Fruits ripen in the sun, developing their sugars and flavors, and therefore there are only a small number of fruit varieties that will produce crops in medium shade (such as currants and gooseberries).

Anemone, Astilbe, Bleeding Heart, Columbine, Daylily, Fern, Forget-Me-Not, Geranium, Hosta, Hydrangea, Lady's Mantle, Lily of the Valley, Primrose, Yarrow

Annuals: Begonia, Fuschia, Impatiens, Pansy, Viola

Beets, Broccoli, Brussel Sprouts, Cabbage, Cauliflower, Collard Greens, Kale, Lettuce, Mustard Greens, Onions, Radish, Spinach, Swiss Chard

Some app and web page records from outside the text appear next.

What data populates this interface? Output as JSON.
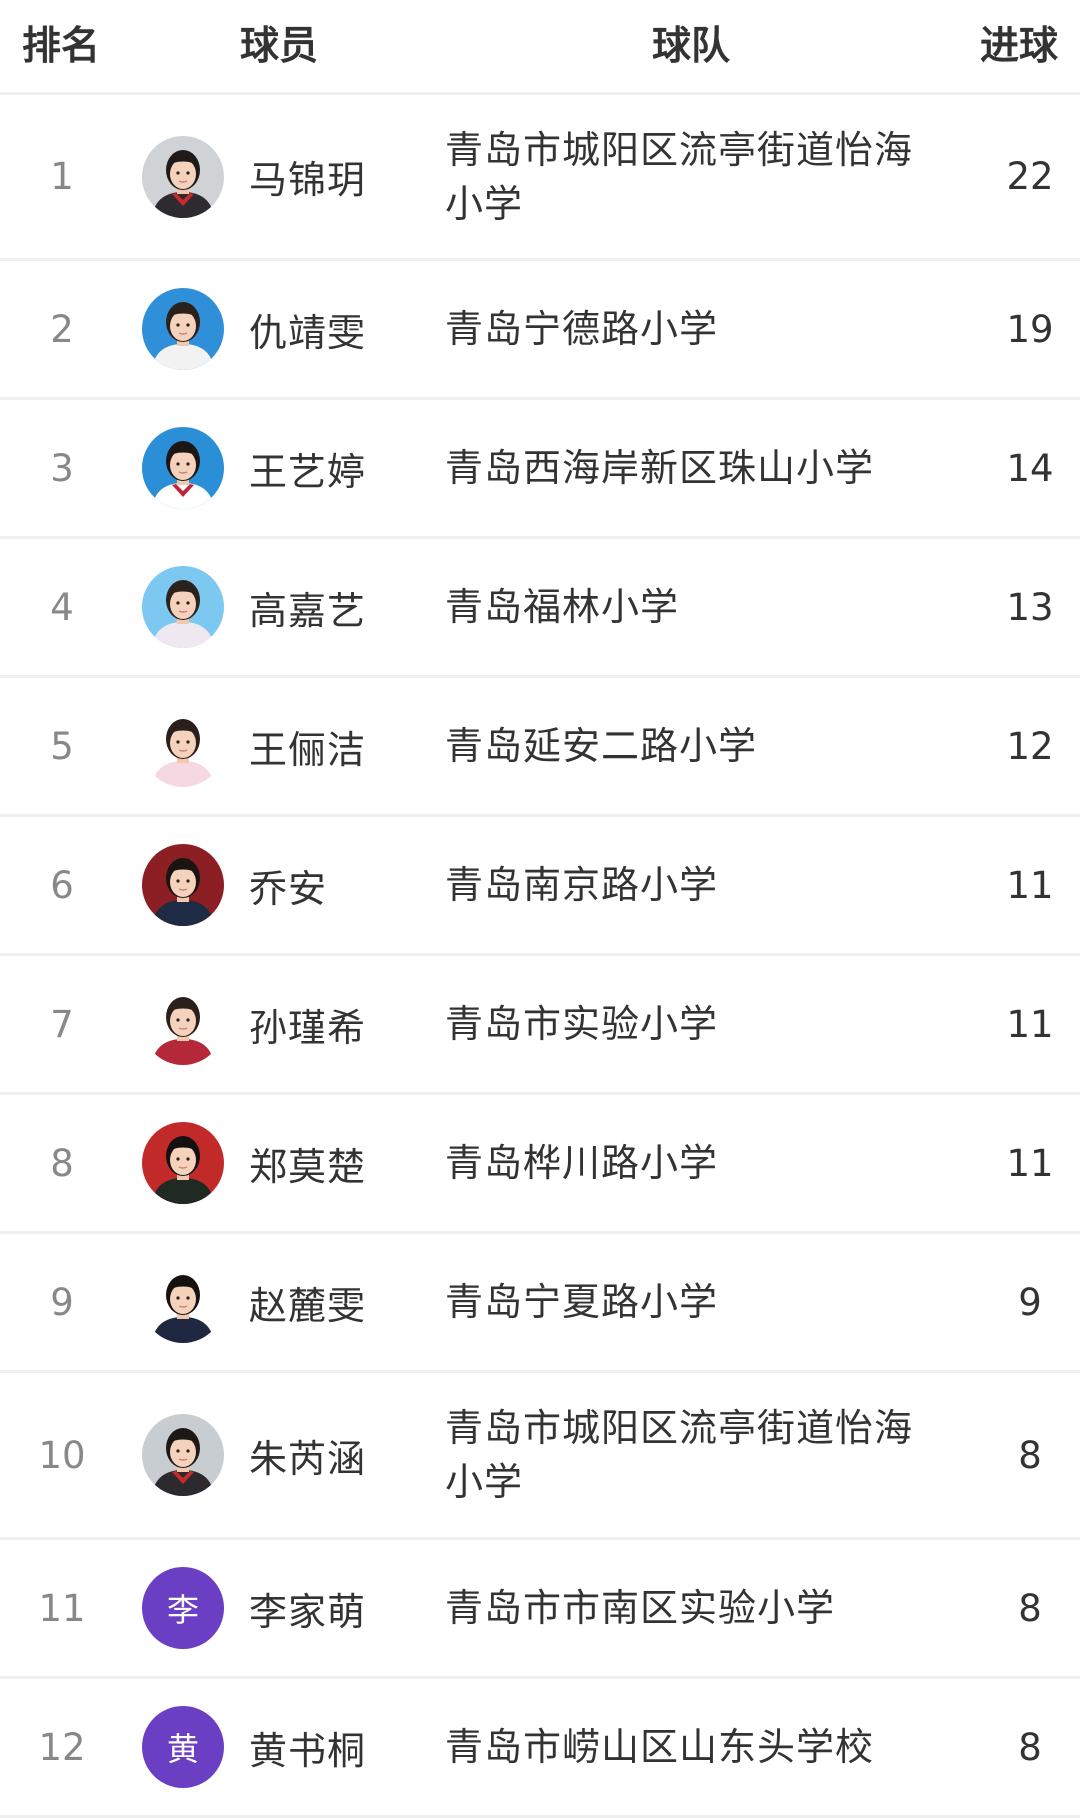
{
  "header": {
    "rank": "排名",
    "player": "球员",
    "team": "球队",
    "goals": "进球"
  },
  "rows": [
    {
      "rank": "1",
      "name": "马锦玥",
      "team": "青岛市城阳区流亭街道怡海小学",
      "goals": "22",
      "avatar": "photo",
      "bg": "#cfd3d6",
      "shirt": "#2d2b2f",
      "scarf": "#c92a2a",
      "hair": "#1e1a18"
    },
    {
      "rank": "2",
      "name": "仇靖雯",
      "team": "青岛宁德路小学",
      "goals": "19",
      "avatar": "photo",
      "bg": "#2f8fd8",
      "shirt": "#f2f2f2",
      "scarf": "",
      "hair": "#2a211c"
    },
    {
      "rank": "3",
      "name": "王艺婷",
      "team": "青岛西海岸新区珠山小学",
      "goals": "14",
      "avatar": "photo",
      "bg": "#2a8fd6",
      "shirt": "#ffffff",
      "scarf": "#c0263a",
      "hair": "#1c1614"
    },
    {
      "rank": "4",
      "name": "高嘉艺",
      "team": "青岛福林小学",
      "goals": "13",
      "avatar": "photo",
      "bg": "#7cc8f0",
      "shirt": "#efe8f0",
      "scarf": "",
      "hair": "#2b211d"
    },
    {
      "rank": "5",
      "name": "王俪洁",
      "team": "青岛延安二路小学",
      "goals": "12",
      "avatar": "photo",
      "bg": "#ffffff",
      "shirt": "#f6d8e2",
      "scarf": "",
      "hair": "#2a1f1a"
    },
    {
      "rank": "6",
      "name": "乔安",
      "team": "青岛南京路小学",
      "goals": "11",
      "avatar": "photo",
      "bg": "#8c1f24",
      "shirt": "#1f2a44",
      "scarf": "",
      "hair": "#1a1412"
    },
    {
      "rank": "7",
      "name": "孙瑾希",
      "team": "青岛市实验小学",
      "goals": "11",
      "avatar": "photo",
      "bg": "#ffffff",
      "shirt": "#b5283a",
      "scarf": "",
      "hair": "#2b201b"
    },
    {
      "rank": "8",
      "name": "郑莫楚",
      "team": "青岛桦川路小学",
      "goals": "11",
      "avatar": "photo",
      "bg": "#c22a2a",
      "shirt": "#1e2a22",
      "scarf": "",
      "hair": "#151110"
    },
    {
      "rank": "9",
      "name": "赵麓雯",
      "team": "青岛宁夏路小学",
      "goals": "9",
      "avatar": "photo",
      "bg": "#ffffff",
      "shirt": "#1f2840",
      "scarf": "",
      "hair": "#161210"
    },
    {
      "rank": "10",
      "name": "朱芮涵",
      "team": "青岛市城阳区流亭街道怡海小学",
      "goals": "8",
      "avatar": "photo",
      "bg": "#c8cdd1",
      "shirt": "#2c2a2e",
      "scarf": "#c92a2a",
      "hair": "#1d1816"
    },
    {
      "rank": "11",
      "name": "李家萌",
      "team": "青岛市市南区实验小学",
      "goals": "8",
      "avatar": "letter",
      "letter": "李",
      "bg": "#6a3fc4"
    },
    {
      "rank": "12",
      "name": "黄书桐",
      "team": "青岛市崂山区山东头学校",
      "goals": "8",
      "avatar": "letter",
      "letter": "黄",
      "bg": "#6a3fc4"
    }
  ]
}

Garden HintGarden Hint. In general, leafy greens and lettuces are the most shade tolerant, while vegetables that fruit from flowers (eggplant, okra, peppers. squash, tomatoes) are the least shade tolerant. Plants from the cabbage, or cruciferous family (named for their four petal leaf formation that resembles a cross) also thrive in cooler temperatures - in fact, broccoli has been known to survive snowfalls!